**Work item**
Read through the listing, and wherever a line holds the word "position", return it.

■ ■ ■ ■ ■

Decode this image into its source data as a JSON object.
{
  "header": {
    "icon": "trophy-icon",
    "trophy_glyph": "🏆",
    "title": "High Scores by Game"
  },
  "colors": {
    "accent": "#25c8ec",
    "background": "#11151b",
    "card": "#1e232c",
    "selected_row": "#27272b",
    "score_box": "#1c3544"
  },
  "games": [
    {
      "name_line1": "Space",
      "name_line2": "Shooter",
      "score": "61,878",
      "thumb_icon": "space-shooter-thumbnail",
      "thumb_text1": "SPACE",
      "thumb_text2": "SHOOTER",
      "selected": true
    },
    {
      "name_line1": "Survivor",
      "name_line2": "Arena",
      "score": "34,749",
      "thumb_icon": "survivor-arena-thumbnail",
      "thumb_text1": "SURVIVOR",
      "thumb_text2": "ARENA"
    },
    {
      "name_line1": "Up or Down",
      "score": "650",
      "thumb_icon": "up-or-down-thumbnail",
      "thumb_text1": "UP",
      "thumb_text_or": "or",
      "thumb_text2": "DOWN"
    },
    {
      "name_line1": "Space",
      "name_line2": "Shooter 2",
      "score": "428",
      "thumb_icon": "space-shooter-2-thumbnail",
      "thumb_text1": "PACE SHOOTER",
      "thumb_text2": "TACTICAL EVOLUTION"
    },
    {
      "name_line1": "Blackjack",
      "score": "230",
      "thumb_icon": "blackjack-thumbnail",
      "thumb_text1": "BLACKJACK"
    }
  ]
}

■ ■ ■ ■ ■

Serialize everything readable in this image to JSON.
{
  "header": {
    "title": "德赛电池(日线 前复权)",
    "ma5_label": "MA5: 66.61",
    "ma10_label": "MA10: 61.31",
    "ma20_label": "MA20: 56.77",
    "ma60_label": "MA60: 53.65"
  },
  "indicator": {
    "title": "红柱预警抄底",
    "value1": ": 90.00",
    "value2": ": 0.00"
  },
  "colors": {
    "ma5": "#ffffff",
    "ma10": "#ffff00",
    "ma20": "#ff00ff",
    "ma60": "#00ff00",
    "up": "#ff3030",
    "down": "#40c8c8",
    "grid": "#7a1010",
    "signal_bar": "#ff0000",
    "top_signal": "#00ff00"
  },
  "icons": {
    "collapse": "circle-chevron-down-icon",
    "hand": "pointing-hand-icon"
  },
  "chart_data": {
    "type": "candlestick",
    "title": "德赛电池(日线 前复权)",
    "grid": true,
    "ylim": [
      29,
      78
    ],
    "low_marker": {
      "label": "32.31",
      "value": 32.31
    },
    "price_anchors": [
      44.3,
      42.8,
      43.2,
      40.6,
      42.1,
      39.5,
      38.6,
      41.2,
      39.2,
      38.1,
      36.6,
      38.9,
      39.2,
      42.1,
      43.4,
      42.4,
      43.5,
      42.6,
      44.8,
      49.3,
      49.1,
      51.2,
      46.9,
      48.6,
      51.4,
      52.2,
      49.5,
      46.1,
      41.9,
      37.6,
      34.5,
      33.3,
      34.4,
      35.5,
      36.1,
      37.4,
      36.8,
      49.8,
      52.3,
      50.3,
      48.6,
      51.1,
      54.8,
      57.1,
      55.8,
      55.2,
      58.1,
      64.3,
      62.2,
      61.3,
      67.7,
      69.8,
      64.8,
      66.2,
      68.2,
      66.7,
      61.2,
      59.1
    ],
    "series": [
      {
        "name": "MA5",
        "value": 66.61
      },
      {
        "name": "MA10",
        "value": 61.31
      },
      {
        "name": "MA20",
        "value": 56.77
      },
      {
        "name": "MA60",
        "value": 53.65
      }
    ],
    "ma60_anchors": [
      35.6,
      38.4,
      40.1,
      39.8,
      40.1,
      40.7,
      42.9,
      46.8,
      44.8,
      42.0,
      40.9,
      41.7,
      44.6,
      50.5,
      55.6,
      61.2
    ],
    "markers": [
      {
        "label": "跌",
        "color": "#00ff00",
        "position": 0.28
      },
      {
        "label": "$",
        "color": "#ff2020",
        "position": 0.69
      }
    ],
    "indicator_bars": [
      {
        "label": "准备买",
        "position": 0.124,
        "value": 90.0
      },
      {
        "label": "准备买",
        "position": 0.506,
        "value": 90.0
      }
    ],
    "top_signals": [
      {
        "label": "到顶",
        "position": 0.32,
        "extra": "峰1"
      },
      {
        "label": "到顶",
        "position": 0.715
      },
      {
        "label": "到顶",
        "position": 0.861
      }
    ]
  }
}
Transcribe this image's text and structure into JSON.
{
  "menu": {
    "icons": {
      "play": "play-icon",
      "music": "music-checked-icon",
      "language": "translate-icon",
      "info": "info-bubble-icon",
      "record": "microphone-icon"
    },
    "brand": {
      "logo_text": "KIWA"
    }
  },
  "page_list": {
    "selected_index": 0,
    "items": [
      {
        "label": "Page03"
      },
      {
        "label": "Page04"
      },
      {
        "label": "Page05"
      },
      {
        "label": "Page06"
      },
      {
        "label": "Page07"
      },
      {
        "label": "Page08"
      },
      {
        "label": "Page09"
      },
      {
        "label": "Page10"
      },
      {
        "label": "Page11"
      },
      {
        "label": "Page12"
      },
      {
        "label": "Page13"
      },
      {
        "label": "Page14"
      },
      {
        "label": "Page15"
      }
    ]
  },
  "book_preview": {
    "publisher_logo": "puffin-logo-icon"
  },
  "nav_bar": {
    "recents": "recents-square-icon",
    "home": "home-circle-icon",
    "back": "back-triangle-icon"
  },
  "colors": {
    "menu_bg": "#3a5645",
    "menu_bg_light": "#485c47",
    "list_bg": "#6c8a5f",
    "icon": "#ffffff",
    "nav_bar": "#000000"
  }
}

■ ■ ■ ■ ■

**Result for this exercise**
        "position": 0.28
        "position": 0.69
        "position": 0.124,
        "position": 0.506,
        "position": 0.32,
        "position": 0.715
        "position": 0.861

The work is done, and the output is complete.